Jerry Claiborne, football coach at the University of Maryland, said: "The TV package is just one part of what the CFA has been trying to do. Those schools that have a like concept of intercollegiate football have proposed a lot of things, recruiting calendars, academic requirements . . . "
Claiborne's counterpart at Virginia, Dick Bestwick, was particularly vocal on the subject of academic standards.
"Any effort in the last five years to change academic standards has been defeated. It has been defeated by schools that have only basketball programs. Most football coaches would agree that there needs to be some higher academic standards."

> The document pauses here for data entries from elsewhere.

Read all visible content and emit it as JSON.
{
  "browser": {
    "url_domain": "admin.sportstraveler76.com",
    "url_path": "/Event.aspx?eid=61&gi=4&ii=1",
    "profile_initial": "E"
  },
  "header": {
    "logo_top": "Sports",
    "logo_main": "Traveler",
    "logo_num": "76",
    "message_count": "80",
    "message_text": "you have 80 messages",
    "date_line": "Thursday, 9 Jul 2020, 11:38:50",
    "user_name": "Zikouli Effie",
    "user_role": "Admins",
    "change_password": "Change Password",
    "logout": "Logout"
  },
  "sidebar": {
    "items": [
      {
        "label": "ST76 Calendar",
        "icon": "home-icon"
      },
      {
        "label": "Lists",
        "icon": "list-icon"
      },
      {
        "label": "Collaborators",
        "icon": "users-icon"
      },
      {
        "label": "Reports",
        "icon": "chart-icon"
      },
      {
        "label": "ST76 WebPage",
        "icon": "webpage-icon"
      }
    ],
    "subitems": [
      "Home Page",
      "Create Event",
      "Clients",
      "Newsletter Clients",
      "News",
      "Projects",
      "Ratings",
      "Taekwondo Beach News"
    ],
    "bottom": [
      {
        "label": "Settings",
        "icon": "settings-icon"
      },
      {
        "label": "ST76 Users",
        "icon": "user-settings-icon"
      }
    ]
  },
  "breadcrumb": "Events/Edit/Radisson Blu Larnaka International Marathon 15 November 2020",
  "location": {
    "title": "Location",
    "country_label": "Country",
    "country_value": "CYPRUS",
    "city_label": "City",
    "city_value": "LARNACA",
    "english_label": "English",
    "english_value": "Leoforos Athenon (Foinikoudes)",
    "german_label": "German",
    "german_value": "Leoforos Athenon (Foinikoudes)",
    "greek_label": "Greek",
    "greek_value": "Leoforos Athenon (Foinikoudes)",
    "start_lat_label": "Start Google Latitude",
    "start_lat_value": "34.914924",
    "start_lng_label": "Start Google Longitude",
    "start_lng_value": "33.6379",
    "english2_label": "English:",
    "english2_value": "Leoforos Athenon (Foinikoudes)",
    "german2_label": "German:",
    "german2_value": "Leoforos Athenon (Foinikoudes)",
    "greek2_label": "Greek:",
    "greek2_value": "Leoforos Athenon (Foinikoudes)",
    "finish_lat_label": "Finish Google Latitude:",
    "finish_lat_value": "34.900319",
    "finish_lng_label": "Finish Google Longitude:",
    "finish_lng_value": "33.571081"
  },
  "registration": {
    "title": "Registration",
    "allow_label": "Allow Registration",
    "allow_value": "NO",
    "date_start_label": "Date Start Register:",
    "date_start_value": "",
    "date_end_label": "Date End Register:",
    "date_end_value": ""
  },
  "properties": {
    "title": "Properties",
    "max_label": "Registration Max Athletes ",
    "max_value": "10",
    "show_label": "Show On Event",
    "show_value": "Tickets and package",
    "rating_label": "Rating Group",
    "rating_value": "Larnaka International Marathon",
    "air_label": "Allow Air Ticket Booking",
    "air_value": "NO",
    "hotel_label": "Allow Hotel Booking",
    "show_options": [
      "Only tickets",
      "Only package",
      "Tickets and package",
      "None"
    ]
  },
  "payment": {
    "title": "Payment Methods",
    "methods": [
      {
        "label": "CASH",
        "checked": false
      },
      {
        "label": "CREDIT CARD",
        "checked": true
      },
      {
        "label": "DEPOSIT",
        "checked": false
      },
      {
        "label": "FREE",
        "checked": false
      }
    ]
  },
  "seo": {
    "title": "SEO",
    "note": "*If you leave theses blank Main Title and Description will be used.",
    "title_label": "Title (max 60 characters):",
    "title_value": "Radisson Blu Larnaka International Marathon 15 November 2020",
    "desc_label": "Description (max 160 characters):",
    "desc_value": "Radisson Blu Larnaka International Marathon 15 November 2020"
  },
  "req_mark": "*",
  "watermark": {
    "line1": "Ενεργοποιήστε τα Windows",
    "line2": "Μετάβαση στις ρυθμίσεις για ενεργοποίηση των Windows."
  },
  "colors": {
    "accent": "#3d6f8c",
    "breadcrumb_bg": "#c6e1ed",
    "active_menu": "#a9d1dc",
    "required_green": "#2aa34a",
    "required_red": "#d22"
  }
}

An academically selective college, Virginia would profit from a general upgrading of academic standards, but Bestwick contends that many of the other major football powers would, too.
"I think the CFA would like some higher standards. I think they would like to make some reasonable recruiting rules. I think they would like some reasonable limitations on numbers. Ever since the 2.0 (grade eligibility) rule went into effect, academic standards have gone out the window. At some schools you can get that kind of a grade in sociology just by walking your girl friend to lunch. There are no real standards now."
At this point it is unclear what the final count will be on Sept. 10, when the CFA member schools must notify the association whether they want in or out of the association's football package. The preliminary vote on Aug. 21 was 33-20 with five members abstaining and three others not casting ballots. The NCAA has threatened sanctions and possible probation and expulsion against those schools that opt for the CFA plan.
Should such efforts be undertaken, said Virginia's Schultz, "The CFA would counter with some type of restraining order or injunction which they seem to think they could get.
"If it comes to that, then there probably won't be any winners."
Virginia voted in favor of the CFA package in Atlanta, but it will be continually reevaluating its position in the days before the Sept. 10 deadline.
Similarly, Navy, which voted against the CFA in Atlanta, also is reconsidering, according to Athletic Director J.O.(Bo) Coppedge. "I don't see much chance of an accommodation," Coppedge said. "We are trying to reevaluate our situation in light of the vote and in light of our loyalty to the NCAA."
Navy is leaning toward the NCAA, Coppedge said, but is concerned that the CFA television contract could invalidate the NCAA pact with ABC and CBS.